Wendy: Seriously, maybe it is on backwards.
Me: Look at which way the blade turns when I pull the rope.
(I tilt the mower so she can see, pull the rope.)
Me: Which way?
Wendy: This way.( She shows me with her hands) Counterclockwise.
Me: Are you sure? ( I pulled the rope again)
Me : It is on backwards.
Wendy: I’m not my father’s daughter for nothing. (She walks into the house.)
So, I change the blade and start mowing again, but three times the grass catcher falls off.
Me: I hate this mower. WENDY! Would you take a look at this grass catcher?
Just to be clear, I am not inclined to seek thrills.
Comfort zones, good.
The thrill rides at the fair never had that much appeal.
The only reason I ever tried them was peer pressure.
If I record a football game to watch later, I don’t mind learning the outcome before I watch it, so I don’t have to feel that stress.

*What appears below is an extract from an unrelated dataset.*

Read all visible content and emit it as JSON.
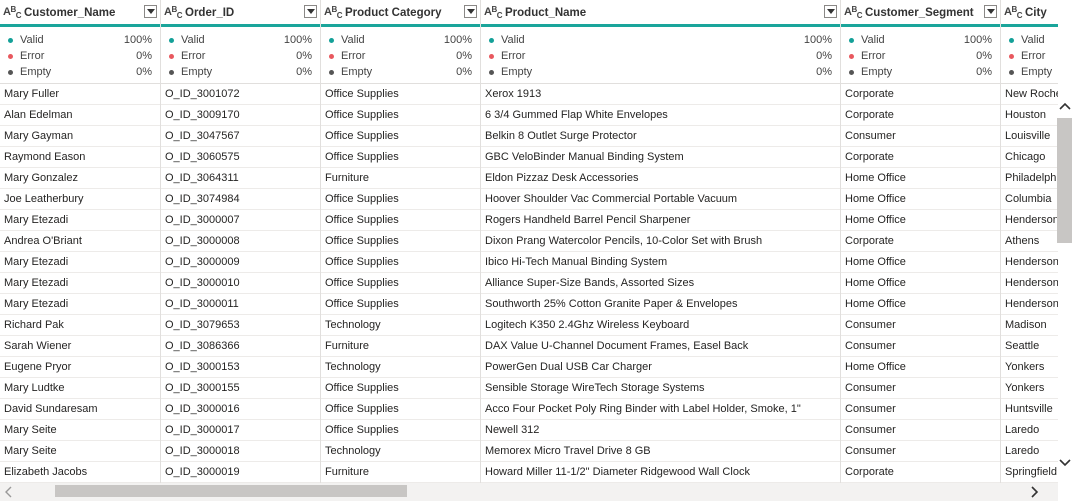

If my team lost, I don’t really need to see how.
Adrenaline, while necessary in certain situations, kinda makes me jumpy and nervous. I am not addicted to it.
I like people to like me.
Never have liked to make people around me uncomfortable.
I was always “decently athletic”, strong for my slight build, having pretty good hand-eye coordination, pretty fast runner.
But training was not my strong suit.
Laziness was my default position.
So mediocrity in athletics was the usual result.
School was easy for me, at least through high school.
I didn’t have to study. I just got it.
In college, that “lazy gene” got me.
College, not so easy.
I didn’t do well.
In love, well, don’t we all want what makes us happy?
In work, wanting to be liked, I always tried my best to please my bosses.
I usually did.
Sometimes, life would throw me a choice that was difficult to reconcile with my easy-going nature.
The stress of that type of decision made me jumpy and nervous.
I chose badly.
Once, I got fired for stealing.
Once, I got fired for lying about getting fired for stealing.
Not my comfort zone.
Generally, everything I ever did in any area of my life was for my own self-preservation, anything I could do to keep my life from being too hard.
Even line on a level slope.
“When I became a man, I put away childish things.”
May 8, 1978 everything changed.
The focus of my life that had always been inward, suddenly began to be upward.
The God that I had ignored most of my life, suddenly called me to come to Him.
I find myself being pushed to “step out of my comfort zone.”
My tendencies are still there, to hide, to put up walls.
But, there is a power that is not my power, that moves me, directs me, talks to me, teaches me, understands me.
“And when I run with Him, I feel His pleasure!”